Motown- Soul Music
Motown (incorporated in 1960 as Motown Record Corporation) is an American record company founded in January 1959 by Berry Gordy Jr. in Detroit, Michigan, under the name Tamla Record Company. Outside the United States, it is sometimes called Tamla-Motown. The company became known primarily for producing and distributing R&B, soul music, and pop music, but continues to sign artists in other genres. In 1988, the company was sold to MCA/Universal and is now owned by the major record label Universal Music Group. Motown Records’ headquarters have been in Los Angeles since 2014. “Motown” is a portmanteau of motor and city, alluding to Detroit, the city of automobiles.

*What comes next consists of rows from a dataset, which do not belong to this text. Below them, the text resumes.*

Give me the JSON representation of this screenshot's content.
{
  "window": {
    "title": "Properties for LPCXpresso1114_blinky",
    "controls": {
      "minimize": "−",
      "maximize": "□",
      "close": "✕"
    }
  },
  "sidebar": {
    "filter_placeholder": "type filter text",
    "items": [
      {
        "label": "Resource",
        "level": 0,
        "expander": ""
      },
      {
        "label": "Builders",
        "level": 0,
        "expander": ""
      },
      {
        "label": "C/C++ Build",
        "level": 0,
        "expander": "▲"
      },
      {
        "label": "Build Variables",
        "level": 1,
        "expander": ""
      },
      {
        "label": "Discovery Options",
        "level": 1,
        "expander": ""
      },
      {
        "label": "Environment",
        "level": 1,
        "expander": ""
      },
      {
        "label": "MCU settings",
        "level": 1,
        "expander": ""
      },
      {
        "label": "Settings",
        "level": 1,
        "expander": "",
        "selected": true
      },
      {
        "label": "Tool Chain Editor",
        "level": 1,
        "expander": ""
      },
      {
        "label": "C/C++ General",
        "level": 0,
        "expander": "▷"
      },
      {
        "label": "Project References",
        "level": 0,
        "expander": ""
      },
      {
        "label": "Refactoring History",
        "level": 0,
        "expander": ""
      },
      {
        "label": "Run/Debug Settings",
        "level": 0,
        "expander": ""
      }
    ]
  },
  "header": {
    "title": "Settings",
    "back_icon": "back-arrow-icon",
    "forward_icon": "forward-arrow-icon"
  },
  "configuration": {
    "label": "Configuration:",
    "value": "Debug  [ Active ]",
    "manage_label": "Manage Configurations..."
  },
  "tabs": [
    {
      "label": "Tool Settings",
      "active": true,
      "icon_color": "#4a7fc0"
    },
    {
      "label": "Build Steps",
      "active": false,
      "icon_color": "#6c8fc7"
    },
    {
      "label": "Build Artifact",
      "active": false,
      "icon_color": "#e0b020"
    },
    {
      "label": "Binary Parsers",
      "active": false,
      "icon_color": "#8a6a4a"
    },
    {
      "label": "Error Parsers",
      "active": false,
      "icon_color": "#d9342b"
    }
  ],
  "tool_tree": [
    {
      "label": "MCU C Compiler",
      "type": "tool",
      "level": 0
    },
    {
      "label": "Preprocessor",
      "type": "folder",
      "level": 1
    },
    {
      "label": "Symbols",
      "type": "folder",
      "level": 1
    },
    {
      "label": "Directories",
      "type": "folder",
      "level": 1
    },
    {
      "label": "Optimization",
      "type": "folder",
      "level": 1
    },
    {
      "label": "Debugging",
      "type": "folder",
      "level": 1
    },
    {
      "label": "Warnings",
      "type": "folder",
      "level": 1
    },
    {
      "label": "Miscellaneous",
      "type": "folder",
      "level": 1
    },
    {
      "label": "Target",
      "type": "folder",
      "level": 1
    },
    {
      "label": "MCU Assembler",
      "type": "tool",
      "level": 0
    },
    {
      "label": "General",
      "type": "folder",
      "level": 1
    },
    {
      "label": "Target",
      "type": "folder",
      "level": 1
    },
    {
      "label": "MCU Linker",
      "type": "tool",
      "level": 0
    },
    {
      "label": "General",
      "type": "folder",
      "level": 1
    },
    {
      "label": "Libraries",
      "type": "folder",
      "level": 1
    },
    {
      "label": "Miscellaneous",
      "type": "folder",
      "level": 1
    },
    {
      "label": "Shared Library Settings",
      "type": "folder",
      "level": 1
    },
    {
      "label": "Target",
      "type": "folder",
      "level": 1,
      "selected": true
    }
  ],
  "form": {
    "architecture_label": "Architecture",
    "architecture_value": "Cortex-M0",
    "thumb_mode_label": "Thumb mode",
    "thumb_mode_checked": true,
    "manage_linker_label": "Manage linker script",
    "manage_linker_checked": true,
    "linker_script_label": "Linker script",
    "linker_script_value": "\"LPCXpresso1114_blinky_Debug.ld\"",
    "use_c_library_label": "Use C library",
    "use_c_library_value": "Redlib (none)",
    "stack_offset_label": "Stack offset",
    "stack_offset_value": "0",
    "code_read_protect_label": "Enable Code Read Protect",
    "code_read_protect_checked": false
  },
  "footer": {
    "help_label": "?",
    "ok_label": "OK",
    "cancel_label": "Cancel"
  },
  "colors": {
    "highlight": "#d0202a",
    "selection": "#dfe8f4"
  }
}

The term Motown sound was coined by the trade media. It shows the homogeneity of the music production of the record company Tamla Motown Records, which does not exist in absolute form. However, these recordings have some common features that show a uniform sound in most of the recordings. It all started in the company’s own recording studio “Recording Studio A” in the Hitsville Building (2648 West Avenue). From 1959 to 1973 all recordings of the Motown band were produced here almost 24 hours a day. The consistent producers are mainly the composer/writer team Holland/Dozier/Holland, Whitfield/Strong or Ashford/Simpson, who also shaped the sound of Motown with their works and compositions. In addition, Funk Brothers are almost always the same studio musician Their special musical instruments are an important part of this sound. Motown’s trademark is the famous saxophone break, contributed by Mike Terry and Thomas “Beans” Bowles (baritone sax), Hank Cosby (tenor sax) and Teddy Buckner (alto sax). Sachs emphasized their backgrounds and instrumentals, which are highly recognizable. James Jamerson’s bass guitar and Benny Benjamin’s bass drum also form the basis of a unit. Jamerson started most of the meeting and then the drums. “We don’t need notes because we know how the grooves are done.” There is also a typical use of tambourines to emphasize the backhand, prominent, mostly melodic bass guitar, recognizable melody and chord structure, and orchestral violin and horn parts. Instruments are often copied by dubbing, often two drums are used simultaneously, at least three guitars are used at the same time. The sound concept also includes pounding percussion, emphasis on the edginess of the drum, and sometimes the echo of the harsh female background chorus in the traditional style. A fundamental element of Motown music is the slightly interlaced sequence of vocals and accompaniment, which makes the song driving.